We then stopped by Movida at Hatten Square in Melaka from lunch. With all these cars parked right outside the mall, we managed to draw quite a crowd of passerby eager to snap photos.
p/s: I’ve heard the Lotus could do up to 240 km/h with ease.
at Kelab Alami at Tanjung Kupang, South Johor
After lunch and a bit of chillax at Movida, the convoy went South Bound again.
Zoom zoom zoom….
Our next meeting point was Gelang Patah R&R, but due to a bit of confusion, the group somehow got split into 3, and we were among one of the groups that went into Gelang Patah town and got lost. An hour or so later, however, we managed to regroup, refuel, and head to the most important destination of the trip – Kelab Alami at Tanjung Kupang with the help of police escort.
13 different kids giving us a proper class on nature itself
Formed in 2009 by Cikgu Bakhtiar Jaffar, Kelab Alami is a centre for youth development first created with the help of Shell Malaysia Sustainable Development Grants Programme 2009. The club is an outlet for (mostly poor) kids around the area to learn about environment awareness and to study the ecosystem around the Singapore Strait and Sungai Pulai.
Over a dozen kids at the club took turn to educate us about the geography as well as the flora and fauna of the area – from the various sea grass species to dugong (manatee) to shell fish. It was amazing to see rural kids being empowered and given chance to participate in something like this, not to mention that we got quite a bit of a lesson ourselves.
We were going to take the kids for a ride in the cars, but unfortunately it started pouring, gahhh. We had to jet off after the presentation by the kids.
the BBQ buffet dinner at Thistle JB was delicious
Part of the convoy stayed at Thistle Hotel with some of us placed at Mutiara Hotel, but we had dinner as a group at Thistle.
Their BBQ buffet dinner was fantastic, the grilled lobsters and other seafood were much appreciated after a long day’s hard work (yeah right).
Many participants headed to The Zon for after dinner party, but Haze and I decided to head back to the hotel for an earlier snooze instead. We were pretty tired thanks to a few days of sleep deprivation (she was rushing for a Paint Lust project).
a mini autocross session with the Evora & other cars participanting
The next morning, we head to Danga Bay for a mini autocross competition. A manual Evora was fitted with less grippy tires for the purpose.

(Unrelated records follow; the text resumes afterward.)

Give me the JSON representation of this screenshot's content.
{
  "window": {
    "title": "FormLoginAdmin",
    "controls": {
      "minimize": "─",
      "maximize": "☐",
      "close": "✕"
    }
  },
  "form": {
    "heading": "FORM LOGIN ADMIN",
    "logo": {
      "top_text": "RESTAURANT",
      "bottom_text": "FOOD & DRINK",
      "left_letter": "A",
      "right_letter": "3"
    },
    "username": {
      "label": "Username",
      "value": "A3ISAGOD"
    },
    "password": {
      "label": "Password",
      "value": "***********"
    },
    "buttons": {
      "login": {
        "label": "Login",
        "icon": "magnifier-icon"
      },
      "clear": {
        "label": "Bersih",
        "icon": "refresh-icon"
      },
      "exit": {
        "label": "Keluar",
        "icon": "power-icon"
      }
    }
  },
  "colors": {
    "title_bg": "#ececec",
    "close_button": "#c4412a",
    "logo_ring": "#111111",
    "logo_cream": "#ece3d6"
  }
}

We were given a couple demo runs by Lotus Malaysia’s Ong Kah Beng, and then off we went taking turns on the course. While not the first time witnessing these type of events, I popped my virginity in Autocross this time, and I did it with style by going on the completely wrong route on my first trial.
who would have thought I’d get a trophy too? 3rd place (out of 6.. hehe)
Thankfully, I somehow managed to improved my time on the subsequent runs and came in 3rd place among the media members (only 6 of us particpated, hehe). In the photo above, I was trying to not looked completely embarrassed.
After that, we made our way home and surrendered the car to Lotus Malaysia at Proton Centre of Excellent with a heavy heart. I will miss the Evora, and damn it I really want an Elise now.
Thank you Kong, Shell Helix, Zero To Hundred, and Lotus Malaysia for this opportunity.